Supplied records Block Start

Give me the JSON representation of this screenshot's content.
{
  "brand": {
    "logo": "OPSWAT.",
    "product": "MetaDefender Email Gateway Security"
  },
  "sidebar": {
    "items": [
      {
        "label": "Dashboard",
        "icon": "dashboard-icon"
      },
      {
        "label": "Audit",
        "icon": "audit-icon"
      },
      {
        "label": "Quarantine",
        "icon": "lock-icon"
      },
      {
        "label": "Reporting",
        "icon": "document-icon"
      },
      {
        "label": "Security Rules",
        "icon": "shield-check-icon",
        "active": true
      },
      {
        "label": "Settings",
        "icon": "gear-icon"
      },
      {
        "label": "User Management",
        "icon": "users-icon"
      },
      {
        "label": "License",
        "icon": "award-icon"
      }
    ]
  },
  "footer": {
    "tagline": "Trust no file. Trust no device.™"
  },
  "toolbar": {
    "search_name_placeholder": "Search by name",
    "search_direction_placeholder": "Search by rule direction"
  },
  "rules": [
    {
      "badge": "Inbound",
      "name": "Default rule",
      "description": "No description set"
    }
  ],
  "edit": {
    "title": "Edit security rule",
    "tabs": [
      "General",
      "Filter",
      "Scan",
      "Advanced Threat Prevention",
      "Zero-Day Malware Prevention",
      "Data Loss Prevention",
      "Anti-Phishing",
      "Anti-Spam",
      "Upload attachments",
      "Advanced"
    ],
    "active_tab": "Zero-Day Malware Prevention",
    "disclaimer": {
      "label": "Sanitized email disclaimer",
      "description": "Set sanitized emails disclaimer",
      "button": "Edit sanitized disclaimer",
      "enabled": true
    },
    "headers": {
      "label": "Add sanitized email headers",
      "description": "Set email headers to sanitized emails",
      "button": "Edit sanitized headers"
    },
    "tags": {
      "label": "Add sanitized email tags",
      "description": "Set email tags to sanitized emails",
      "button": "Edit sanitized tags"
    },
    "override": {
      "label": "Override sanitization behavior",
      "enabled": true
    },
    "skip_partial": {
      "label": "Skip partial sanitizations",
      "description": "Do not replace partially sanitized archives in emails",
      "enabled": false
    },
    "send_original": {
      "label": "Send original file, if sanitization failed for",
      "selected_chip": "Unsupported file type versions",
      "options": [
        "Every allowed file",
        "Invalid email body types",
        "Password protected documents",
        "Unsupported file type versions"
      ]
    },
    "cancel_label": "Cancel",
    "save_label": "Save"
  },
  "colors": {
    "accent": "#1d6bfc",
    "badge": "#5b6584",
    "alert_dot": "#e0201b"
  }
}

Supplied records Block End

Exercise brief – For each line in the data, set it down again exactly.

Written answer –
Give me the JSON representation of this screenshot's content.
{
  "brand": {
    "logo": "OPSWAT.",
    "product": "MetaDefender Email Gateway Security"
  },
  "sidebar": {
    "items": [
      {
        "label": "Dashboard",
        "icon": "dashboard-icon"
      },
      {
        "label": "Audit",
        "icon": "audit-icon"
      },
      {
        "label": "Quarantine",
        "icon": "lock-icon"
      },
      {
        "label": "Reporting",
        "icon": "document-icon"
      },
      {
        "label": "Security Rules",
        "icon": "shield-check-icon",
        "active": true
      },
      {
        "label": "Settings",
        "icon": "gear-icon"
      },
      {
        "label": "User Management",
        "icon": "users-icon"
      },
      {
        "label": "License",
        "icon": "award-icon"
      }
    ]
  },
  "footer": {
    "tagline": "Trust no file. Trust no device.™"
  },
  "toolbar": {
    "search_name_placeholder": "Search by name",
    "search_direction_placeholder": "Search by rule direction"
  },
  "rules": [
    {
      "badge": "Inbound",
      "name": "Default rule",
      "description": "No description set"
    }
  ],
  "edit": {
    "title": "Edit security rule",
    "tabs": [
      "General",
      "Filter",
      "Scan",
      "Advanced Threat Prevention",
      "Zero-Day Malware Prevention",
      "Data Loss Prevention",
      "Anti-Phishing",
      "Anti-Spam",
      "Upload attachments",
      "Advanced"
    ],
    "active_tab": "Zero-Day Malware Prevention",
    "disclaimer": {
      "label": "Sanitized email disclaimer",
      "description": "Set sanitized emails disclaimer",
      "button": "Edit sanitized disclaimer",
      "enabled": true
    },
    "headers": {
      "label": "Add sanitized email headers",
      "description": "Set email headers to sanitized emails",
      "button": "Edit sanitized headers"
    },
    "tags": {
      "label": "Add sanitized email tags",
      "description": "Set email tags to sanitized emails",
      "button": "Edit sanitized tags"
    },
    "override": {
      "label": "Override sanitization behavior",
      "enabled": true
    },
    "skip_partial": {
      "label": "Skip partial sanitizations",
      "description": "Do not replace partially sanitized archives in emails",
      "enabled": false
    },
    "send_original": {
      "label": "Send original file, if sanitization failed for",
      "selected_chip": "Unsupported file type versions",
      "options": [
        "Every allowed file",
        "Invalid email body types",
        "Password protected documents",
        "Unsupported file type versions"
      ]
    },
    "cancel_label": "Cancel",
    "save_label": "Save"
  },
  "colors": {
    "accent": "#1d6bfc",
    "badge": "#5b6584",
    "alert_dot": "#e0201b"
  }
}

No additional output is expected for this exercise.